**ACTIVITY**
Nothing but an exact copy of the data should be output.

· · · ·

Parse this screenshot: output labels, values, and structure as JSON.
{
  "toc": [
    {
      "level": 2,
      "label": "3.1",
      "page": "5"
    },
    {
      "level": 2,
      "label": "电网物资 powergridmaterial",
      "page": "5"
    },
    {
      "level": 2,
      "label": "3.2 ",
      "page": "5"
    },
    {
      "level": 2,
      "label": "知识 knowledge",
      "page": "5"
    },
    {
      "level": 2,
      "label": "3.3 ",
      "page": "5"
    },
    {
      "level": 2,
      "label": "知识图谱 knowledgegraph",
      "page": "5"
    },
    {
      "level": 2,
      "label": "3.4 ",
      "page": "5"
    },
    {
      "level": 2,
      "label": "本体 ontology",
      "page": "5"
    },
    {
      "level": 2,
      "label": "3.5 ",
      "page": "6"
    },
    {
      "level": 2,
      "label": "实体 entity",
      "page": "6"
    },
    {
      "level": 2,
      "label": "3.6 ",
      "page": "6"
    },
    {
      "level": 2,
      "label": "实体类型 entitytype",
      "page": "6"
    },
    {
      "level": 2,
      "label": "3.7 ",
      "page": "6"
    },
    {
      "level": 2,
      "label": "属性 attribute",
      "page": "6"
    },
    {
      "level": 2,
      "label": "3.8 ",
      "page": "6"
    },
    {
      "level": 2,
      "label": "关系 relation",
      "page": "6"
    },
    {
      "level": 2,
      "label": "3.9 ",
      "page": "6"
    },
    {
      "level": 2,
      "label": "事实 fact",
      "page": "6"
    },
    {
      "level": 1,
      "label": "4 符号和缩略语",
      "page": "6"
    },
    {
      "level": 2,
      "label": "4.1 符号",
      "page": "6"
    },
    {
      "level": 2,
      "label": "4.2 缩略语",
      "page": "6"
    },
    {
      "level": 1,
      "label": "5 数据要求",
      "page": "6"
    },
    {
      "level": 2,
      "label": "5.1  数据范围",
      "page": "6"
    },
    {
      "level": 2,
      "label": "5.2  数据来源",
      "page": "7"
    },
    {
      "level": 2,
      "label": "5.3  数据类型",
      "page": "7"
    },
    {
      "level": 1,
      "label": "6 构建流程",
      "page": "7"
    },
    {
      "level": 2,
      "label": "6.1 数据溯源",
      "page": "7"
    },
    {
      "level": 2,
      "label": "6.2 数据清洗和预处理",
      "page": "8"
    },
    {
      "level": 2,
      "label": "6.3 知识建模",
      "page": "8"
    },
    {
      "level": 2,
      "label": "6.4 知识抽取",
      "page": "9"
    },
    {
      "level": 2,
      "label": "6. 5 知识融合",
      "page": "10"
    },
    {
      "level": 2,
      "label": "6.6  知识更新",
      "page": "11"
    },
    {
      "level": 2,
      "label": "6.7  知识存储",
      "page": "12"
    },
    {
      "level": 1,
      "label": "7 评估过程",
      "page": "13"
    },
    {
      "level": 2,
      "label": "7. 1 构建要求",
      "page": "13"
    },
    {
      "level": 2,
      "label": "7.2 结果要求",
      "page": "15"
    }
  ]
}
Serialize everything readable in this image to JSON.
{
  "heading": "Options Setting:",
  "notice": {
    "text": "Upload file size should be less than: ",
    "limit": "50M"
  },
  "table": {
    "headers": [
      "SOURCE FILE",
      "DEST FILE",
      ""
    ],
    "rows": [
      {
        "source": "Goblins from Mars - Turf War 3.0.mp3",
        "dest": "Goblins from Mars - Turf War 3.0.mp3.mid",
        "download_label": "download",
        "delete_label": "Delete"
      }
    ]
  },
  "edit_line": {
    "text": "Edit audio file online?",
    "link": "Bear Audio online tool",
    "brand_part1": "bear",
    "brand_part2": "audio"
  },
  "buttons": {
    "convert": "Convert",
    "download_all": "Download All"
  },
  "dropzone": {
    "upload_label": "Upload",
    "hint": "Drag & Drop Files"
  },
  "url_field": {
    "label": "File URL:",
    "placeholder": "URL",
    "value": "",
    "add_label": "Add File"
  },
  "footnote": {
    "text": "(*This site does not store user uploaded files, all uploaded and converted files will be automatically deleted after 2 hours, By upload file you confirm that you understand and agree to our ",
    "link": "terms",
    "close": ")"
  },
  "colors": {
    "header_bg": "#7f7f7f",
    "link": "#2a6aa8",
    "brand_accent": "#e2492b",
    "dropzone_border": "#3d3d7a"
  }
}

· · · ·

**ANSWER TO THIS PROBLEM**
Parse this screenshot: output labels, values, and structure as JSON.
{
  "toc": [
    {
      "level": 2,
      "label": "3.1",
      "page": "5"
    },
    {
      "level": 2,
      "label": "电网物资 powergridmaterial",
      "page": "5"
    },
    {
      "level": 2,
      "label": "3.2 ",
      "page": "5"
    },
    {
      "level": 2,
      "label": "知识 knowledge",
      "page": "5"
    },
    {
      "level": 2,
      "label": "3.3 ",
      "page": "5"
    },
    {
      "level": 2,
      "label": "知识图谱 knowledgegraph",
      "page": "5"
    },
    {
      "level": 2,
      "label": "3.4 ",
      "page": "5"
    },
    {
      "level": 2,
      "label": "本体 ontology",
      "page": "5"
    },
    {
      "level": 2,
      "label": "3.5 ",
      "page": "6"
    },
    {
      "level": 2,
      "label": "实体 entity",
      "page": "6"
    },
    {
      "level": 2,
      "label": "3.6 ",
      "page": "6"
    },
    {
      "level": 2,
      "label": "实体类型 entitytype",
      "page": "6"
    },
    {
      "level": 2,
      "label": "3.7 ",
      "page": "6"
    },
    {
      "level": 2,
      "label": "属性 attribute",
      "page": "6"
    },
    {
      "level": 2,
      "label": "3.8 ",
      "page": "6"
    },
    {
      "level": 2,
      "label": "关系 relation",
      "page": "6"
    },
    {
      "level": 2,
      "label": "3.9 ",
      "page": "6"
    },
    {
      "level": 2,
      "label": "事实 fact",
      "page": "6"
    },
    {
      "level": 1,
      "label": "4 符号和缩略语",
      "page": "6"
    },
    {
      "level": 2,
      "label": "4.1 符号",
      "page": "6"
    },
    {
      "level": 2,
      "label": "4.2 缩略语",
      "page": "6"
    },
    {
      "level": 1,
      "label": "5 数据要求",
      "page": "6"
    },
    {
      "level": 2,
      "label": "5.1  数据范围",
      "page": "6"
    },
    {
      "level": 2,
      "label": "5.2  数据来源",
      "page": "7"
    },
    {
      "level": 2,
      "label": "5.3  数据类型",
      "page": "7"
    },
    {
      "level": 1,
      "label": "6 构建流程",
      "page": "7"
    },
    {
      "level": 2,
      "label": "6.1 数据溯源",
      "page": "7"
    },
    {
      "level": 2,
      "label": "6.2 数据清洗和预处理",
      "page": "8"
    },
    {
      "level": 2,
      "label": "6.3 知识建模",
      "page": "8"
    },
    {
      "level": 2,
      "label": "6.4 知识抽取",
      "page": "9"
    },
    {
      "level": 2,
      "label": "6. 5 知识融合",
      "page": "10"
    },
    {
      "level": 2,
      "label": "6.6  知识更新",
      "page": "11"
    },
    {
      "level": 2,
      "label": "6.7  知识存储",
      "page": "12"
    },
    {
      "level": 1,
      "label": "7 评估过程",
      "page": "13"
    },
    {
      "level": 2,
      "label": "7. 1 构建要求",
      "page": "13"
    },
    {
      "level": 2,
      "label": "7.2 结果要求",
      "page": "15"
    }
  ]
}
Serialize everything readable in this image to JSON.
{
  "heading": "Options Setting:",
  "notice": {
    "text": "Upload file size should be less than: ",
    "limit": "50M"
  },
  "table": {
    "headers": [
      "SOURCE FILE",
      "DEST FILE",
      ""
    ],
    "rows": [
      {
        "source": "Goblins from Mars - Turf War 3.0.mp3",
        "dest": "Goblins from Mars - Turf War 3.0.mp3.mid",
        "download_label": "download",
        "delete_label": "Delete"
      }
    ]
  },
  "edit_line": {
    "text": "Edit audio file online?",
    "link": "Bear Audio online tool",
    "brand_part1": "bear",
    "brand_part2": "audio"
  },
  "buttons": {
    "convert": "Convert",
    "download_all": "Download All"
  },
  "dropzone": {
    "upload_label": "Upload",
    "hint": "Drag & Drop Files"
  },
  "url_field": {
    "label": "File URL:",
    "placeholder": "URL",
    "value": "",
    "add_label": "Add File"
  },
  "footnote": {
    "text": "(*This site does not store user uploaded files, all uploaded and converted files will be automatically deleted after 2 hours, By upload file you confirm that you understand and agree to our ",
    "link": "terms",
    "close": ")"
  },
  "colors": {
    "header_bg": "#7f7f7f",
    "link": "#2a6aa8",
    "brand_accent": "#e2492b",
    "dropzone_border": "#3d3d7a"
  }
}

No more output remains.